The other day a member of our Weighless program reached out with an anxiety issue. They were convinced that despite all the progress they had made with their eating and exercising habits that they would eventually falter and it would all end up being for naught.
The worry stemmed from the fact that they had done this many times in the past.
The cycle goes: Start a new diet > experience some success > temptation appears > willpower fails > weight is regained.
Sound familiar? Probably. Because diets don’t work in the long term… but I won’t get into that right now.
What I will get into is how we are working on conquering their current anxiety by examining what has changed.
Doing the Work
As I mentioned, this person is a member of the Weighless program, a 52 week long lifestyle modification plan. We spend a full year developing the skills to become someone who weighs less – not someone who knows how to lose weight. Which is an important distinction to make because this person had previously become somewhat of an expert at losing weight but had never spent any time (let alone 52 weeks) figuring out how to create a lifestyle that reflects that of someone who weighs less.
This is how I responded to the email I received from our member:
You are doing great work.

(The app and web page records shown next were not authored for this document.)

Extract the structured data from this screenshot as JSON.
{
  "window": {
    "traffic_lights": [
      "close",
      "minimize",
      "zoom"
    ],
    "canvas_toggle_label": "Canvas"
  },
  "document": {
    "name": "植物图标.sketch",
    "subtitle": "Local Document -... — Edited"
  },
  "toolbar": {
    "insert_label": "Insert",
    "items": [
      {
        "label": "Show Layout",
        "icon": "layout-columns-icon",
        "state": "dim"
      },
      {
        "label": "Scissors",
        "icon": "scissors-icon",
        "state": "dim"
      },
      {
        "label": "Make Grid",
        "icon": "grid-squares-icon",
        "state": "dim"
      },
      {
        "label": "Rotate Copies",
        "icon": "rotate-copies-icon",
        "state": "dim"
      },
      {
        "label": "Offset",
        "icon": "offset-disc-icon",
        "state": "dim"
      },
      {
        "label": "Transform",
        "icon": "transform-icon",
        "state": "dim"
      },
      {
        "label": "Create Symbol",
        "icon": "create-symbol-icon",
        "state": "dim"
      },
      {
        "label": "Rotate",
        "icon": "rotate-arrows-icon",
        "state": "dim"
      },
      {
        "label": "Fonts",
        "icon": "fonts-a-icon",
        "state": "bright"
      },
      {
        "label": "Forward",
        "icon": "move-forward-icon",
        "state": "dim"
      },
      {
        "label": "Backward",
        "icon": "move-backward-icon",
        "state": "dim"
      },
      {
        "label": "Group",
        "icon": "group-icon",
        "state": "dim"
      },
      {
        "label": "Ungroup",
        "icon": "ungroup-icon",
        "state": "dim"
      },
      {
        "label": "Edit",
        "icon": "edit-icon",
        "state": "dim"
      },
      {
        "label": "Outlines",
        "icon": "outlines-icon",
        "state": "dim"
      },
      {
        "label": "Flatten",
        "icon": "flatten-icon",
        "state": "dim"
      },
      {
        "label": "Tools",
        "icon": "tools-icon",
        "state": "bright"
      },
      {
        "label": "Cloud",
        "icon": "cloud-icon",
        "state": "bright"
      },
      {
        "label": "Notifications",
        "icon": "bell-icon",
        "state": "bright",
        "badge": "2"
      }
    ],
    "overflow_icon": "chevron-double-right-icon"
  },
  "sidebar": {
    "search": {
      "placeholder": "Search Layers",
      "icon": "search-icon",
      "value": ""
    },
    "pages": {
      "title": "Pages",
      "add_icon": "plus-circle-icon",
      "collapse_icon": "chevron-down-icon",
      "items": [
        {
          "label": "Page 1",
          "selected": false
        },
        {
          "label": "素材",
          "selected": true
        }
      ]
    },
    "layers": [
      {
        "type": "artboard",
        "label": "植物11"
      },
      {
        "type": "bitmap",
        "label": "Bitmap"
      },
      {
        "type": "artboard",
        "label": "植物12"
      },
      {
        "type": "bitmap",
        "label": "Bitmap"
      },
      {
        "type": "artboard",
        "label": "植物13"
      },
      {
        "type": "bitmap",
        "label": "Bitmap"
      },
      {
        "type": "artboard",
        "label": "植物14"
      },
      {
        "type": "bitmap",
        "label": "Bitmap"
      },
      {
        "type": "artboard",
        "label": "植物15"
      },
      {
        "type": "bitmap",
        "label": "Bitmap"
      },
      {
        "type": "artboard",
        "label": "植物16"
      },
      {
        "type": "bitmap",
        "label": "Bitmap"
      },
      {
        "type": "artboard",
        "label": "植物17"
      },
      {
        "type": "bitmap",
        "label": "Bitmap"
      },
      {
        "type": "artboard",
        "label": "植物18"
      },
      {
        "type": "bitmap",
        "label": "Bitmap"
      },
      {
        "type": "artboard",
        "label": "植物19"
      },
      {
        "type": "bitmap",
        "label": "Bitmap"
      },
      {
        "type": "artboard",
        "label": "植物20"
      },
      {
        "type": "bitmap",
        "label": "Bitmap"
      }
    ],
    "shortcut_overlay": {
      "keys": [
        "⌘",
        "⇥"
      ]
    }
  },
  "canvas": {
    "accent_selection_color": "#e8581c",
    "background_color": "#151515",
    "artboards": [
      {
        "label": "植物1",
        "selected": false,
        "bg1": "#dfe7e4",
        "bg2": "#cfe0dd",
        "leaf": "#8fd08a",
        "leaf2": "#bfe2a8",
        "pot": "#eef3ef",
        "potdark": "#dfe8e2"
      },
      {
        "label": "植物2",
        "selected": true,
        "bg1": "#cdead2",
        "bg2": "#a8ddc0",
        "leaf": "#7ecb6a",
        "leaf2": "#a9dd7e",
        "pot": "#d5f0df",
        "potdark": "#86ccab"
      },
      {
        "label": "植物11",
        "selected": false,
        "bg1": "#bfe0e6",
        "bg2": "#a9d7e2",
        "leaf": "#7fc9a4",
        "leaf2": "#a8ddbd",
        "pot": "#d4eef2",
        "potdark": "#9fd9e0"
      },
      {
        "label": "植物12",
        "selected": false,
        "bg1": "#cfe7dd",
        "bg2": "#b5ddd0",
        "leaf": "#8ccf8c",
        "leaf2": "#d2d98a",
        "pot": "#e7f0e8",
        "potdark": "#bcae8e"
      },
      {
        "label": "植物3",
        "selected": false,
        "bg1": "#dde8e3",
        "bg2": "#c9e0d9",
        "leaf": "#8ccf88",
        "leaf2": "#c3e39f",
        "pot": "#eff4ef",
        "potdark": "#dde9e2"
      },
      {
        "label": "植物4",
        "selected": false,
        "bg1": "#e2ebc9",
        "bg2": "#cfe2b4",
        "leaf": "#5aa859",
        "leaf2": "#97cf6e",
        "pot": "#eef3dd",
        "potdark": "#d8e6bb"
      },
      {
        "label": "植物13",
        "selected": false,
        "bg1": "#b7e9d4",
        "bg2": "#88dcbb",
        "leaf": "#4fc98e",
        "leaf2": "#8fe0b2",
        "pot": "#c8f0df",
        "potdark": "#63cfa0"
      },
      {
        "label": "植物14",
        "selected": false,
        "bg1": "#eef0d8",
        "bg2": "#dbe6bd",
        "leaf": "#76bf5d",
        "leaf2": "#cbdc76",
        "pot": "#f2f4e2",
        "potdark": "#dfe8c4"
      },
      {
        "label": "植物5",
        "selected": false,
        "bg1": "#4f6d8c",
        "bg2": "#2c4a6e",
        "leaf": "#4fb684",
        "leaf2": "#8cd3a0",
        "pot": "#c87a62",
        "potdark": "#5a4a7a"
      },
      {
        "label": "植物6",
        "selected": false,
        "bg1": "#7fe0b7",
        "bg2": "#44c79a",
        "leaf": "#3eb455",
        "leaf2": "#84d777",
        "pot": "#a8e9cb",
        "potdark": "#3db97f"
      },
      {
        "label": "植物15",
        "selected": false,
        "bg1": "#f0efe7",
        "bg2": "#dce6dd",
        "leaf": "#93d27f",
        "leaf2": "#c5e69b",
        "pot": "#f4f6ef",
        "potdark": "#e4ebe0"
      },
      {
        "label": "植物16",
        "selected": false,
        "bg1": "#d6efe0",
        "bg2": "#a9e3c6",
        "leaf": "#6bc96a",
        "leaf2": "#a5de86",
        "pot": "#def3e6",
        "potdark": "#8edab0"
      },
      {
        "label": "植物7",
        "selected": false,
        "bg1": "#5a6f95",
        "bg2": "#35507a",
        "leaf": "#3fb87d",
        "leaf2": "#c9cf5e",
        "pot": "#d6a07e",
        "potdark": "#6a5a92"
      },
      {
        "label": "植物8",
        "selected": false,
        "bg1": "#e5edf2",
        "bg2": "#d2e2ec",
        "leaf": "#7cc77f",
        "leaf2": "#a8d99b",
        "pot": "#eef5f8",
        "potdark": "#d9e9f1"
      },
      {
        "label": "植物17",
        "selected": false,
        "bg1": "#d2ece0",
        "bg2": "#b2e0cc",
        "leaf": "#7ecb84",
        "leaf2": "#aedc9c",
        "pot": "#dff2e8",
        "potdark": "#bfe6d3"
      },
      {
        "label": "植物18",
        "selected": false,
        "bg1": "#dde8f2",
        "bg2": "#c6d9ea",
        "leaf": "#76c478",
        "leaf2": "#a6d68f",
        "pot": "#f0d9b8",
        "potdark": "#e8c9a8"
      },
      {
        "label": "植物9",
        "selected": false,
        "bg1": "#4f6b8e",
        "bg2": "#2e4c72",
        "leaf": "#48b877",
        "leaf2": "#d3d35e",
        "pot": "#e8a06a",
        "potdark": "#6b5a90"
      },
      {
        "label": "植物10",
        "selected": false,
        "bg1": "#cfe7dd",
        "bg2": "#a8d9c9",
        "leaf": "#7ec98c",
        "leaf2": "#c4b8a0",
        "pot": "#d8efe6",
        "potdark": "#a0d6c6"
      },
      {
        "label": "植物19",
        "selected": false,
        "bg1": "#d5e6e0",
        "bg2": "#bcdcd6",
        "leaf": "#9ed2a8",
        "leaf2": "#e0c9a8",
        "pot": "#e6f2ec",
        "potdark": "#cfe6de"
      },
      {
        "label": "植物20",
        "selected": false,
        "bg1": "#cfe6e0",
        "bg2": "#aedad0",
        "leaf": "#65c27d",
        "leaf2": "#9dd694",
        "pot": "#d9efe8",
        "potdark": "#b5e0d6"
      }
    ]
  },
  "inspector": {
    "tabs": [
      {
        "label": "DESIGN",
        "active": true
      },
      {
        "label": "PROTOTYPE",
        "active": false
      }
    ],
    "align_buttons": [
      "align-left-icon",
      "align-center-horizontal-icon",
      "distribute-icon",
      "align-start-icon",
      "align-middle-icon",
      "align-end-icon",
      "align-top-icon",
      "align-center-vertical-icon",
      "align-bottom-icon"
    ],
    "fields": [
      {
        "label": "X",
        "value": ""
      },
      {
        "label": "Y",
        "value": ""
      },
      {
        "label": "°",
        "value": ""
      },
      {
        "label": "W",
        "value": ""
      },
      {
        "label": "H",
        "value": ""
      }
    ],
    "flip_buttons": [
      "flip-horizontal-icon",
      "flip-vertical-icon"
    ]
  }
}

You are thinking through this worry really well. But I am going to ask you to do another exercise.
- Make a list of the tools you had at your disposal in the past when you were trying to maintain your weight loss.
- Now list the tools you have at your disposal now that allow you to be someone who weighs less.
I am sure you don’t even have to write them down to see what I am getting at (but I still think you should). In the past you were only given half of the equation.
Here’s an analogy for you:
In the past, you were like someone who was given the keys to fly a plane but had never been trained to be a pilot. So of course you struggled. It makes total sense.
But now you have read the manual, done the training, and are ready to do some solo flights. Sure, you may still make some mistakes, you will have moments of doubt, but you will not crash the plane.
Blaming your past self for not being able to maintain a particular weight is like blaming your untrained self for not being able to fly the plane.
Your past does not define your future. And, best of all, you are already collecting evidence that you have the skills.
You’ve got this!
The email I received back was enthusiastic to say the least. I really hit a chord with this reminder that past failures were explainable and future success was too.
So, my main point here is two fold.
- If you are repeatedly getting the same outcome from an intervention, it likely isn’t your fault. It is much more likely that there is something missing from your chosen plan.
- If you do the work that you didn’t do it the past, you can create an entirely new outcome. You can learn from the past failures, fill in the gaps in your knowledge, and succeed.
You’ve got this!